The BJP is publicising the annual grant of Rs 5,000 crore to the Kalyan Karnataka Regional Development Board (KKRDB). It says welfare is important for the development of Karnataka.
Mallikarjun Kharge says the Congress will create a special status for this region. And, all said and done, no one is taking Kharge, now over 80 years old, lightly.
Prime Minister Narendra Modi, Union Home Minister Amit Shah and BJP President JP Nadda have been repeatedly visiting Bidar and Kalaburagi districts for the past three months in a bid to weaken Kharge’s hold in the region.
Modi symbolically handed over the property rights certificates to the Lambani community in Kalaburagi in January. In March, Shah visited Bidar twice. Also, Nadda went to Kalaburagi to interact with booth-level BJP activists in January.

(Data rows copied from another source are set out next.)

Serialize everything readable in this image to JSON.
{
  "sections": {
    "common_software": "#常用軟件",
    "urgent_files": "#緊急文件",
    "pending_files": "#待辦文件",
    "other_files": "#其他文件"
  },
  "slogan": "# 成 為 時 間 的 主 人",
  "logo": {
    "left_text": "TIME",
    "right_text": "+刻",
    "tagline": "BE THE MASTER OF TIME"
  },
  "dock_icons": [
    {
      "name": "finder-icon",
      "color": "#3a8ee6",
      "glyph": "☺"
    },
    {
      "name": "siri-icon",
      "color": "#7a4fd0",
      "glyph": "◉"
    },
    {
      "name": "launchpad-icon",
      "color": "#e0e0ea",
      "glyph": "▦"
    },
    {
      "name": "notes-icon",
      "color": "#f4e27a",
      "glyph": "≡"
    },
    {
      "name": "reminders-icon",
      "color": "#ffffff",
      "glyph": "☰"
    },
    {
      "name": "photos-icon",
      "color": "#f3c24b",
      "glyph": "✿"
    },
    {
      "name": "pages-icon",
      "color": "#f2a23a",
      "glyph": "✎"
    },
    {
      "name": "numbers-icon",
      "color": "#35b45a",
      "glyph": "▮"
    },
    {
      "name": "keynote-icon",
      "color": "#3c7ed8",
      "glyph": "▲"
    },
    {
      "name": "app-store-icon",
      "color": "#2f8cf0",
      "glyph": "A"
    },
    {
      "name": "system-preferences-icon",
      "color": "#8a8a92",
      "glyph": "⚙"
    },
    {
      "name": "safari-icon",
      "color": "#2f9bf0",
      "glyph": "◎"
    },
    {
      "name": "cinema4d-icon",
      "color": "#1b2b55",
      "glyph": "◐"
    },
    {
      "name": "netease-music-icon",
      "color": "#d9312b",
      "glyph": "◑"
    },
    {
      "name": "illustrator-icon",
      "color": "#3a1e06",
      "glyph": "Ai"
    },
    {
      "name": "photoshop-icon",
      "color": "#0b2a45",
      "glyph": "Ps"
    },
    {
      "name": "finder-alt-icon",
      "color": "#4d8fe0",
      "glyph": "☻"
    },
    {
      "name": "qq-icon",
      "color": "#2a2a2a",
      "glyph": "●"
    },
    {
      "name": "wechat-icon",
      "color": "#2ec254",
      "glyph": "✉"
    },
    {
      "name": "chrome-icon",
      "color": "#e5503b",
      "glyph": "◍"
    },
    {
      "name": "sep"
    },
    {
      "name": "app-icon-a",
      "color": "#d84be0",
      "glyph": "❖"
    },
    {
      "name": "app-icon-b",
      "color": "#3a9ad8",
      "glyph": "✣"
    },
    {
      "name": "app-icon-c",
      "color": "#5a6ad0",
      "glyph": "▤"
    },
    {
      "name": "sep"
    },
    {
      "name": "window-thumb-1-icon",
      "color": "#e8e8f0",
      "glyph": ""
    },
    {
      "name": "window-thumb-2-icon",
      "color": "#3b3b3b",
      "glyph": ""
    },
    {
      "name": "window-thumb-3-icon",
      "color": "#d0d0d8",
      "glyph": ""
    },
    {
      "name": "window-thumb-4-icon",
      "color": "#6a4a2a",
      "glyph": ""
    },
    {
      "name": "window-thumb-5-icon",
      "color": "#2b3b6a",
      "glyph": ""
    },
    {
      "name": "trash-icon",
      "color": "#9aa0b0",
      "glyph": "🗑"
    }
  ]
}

He was again in Bidar last week.
Naturally, everyone in the region eagerly awaits May 10.